▶ **Your task**
Go through the data line by line. Copy each one holding the string "time".

Records from a data source
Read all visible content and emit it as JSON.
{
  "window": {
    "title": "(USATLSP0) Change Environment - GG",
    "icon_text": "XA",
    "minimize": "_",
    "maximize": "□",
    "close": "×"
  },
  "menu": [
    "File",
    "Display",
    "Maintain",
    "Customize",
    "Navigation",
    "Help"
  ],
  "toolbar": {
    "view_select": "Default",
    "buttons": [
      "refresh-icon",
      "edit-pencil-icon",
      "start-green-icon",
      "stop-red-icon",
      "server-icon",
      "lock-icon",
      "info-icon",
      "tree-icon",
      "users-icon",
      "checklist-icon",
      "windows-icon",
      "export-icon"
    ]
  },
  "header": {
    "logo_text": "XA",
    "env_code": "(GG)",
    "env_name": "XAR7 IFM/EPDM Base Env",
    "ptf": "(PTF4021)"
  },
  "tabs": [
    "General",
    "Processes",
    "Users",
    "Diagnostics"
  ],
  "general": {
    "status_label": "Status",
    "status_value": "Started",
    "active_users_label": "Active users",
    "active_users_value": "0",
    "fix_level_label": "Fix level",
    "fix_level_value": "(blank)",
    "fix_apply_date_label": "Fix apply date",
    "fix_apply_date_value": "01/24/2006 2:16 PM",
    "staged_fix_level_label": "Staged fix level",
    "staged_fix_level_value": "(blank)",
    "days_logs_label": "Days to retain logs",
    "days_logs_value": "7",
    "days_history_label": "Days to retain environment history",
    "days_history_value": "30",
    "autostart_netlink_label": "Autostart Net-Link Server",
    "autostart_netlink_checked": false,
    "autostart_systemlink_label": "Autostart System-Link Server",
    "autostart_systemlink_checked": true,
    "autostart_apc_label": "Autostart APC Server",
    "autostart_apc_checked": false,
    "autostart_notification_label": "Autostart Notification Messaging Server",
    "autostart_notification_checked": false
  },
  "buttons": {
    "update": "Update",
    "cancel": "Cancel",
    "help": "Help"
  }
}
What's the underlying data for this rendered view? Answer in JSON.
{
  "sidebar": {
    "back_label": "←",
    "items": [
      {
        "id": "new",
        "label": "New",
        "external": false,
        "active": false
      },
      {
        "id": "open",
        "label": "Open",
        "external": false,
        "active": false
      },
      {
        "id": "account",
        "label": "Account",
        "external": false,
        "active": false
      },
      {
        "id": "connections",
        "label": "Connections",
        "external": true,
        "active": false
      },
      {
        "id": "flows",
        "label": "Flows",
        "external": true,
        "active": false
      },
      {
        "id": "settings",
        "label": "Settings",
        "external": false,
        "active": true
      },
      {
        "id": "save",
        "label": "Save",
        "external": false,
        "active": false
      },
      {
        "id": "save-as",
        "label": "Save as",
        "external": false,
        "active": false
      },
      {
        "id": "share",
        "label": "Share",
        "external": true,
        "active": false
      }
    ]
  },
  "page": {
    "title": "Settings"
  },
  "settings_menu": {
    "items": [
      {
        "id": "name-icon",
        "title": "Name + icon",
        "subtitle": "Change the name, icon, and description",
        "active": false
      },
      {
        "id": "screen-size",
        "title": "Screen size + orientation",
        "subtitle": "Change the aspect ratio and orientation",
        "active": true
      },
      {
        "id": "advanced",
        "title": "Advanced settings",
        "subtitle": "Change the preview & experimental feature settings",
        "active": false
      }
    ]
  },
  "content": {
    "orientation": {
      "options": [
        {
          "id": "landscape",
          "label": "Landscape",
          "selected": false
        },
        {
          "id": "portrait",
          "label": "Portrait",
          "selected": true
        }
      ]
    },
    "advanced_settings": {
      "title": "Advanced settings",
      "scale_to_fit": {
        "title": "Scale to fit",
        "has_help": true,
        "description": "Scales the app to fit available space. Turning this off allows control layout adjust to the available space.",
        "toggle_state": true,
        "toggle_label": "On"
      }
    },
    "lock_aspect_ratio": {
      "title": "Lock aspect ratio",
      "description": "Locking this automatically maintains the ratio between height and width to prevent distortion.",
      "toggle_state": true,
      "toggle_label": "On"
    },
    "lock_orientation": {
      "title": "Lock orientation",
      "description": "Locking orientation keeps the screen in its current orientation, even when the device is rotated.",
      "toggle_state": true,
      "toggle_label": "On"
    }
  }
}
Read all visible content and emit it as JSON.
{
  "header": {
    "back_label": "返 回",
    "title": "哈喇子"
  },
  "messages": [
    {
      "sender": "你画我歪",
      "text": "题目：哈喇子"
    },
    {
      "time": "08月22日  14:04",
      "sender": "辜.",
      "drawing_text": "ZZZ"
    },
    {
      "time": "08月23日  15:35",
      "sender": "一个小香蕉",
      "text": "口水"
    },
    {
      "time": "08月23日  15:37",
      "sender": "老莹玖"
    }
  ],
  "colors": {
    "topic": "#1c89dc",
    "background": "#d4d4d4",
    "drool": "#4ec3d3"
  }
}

▶ **Response to this exercise**
      "time": "08月22日  14:04",
      "time": "08月23日  15:35",
      "time": "08月23日  15:37",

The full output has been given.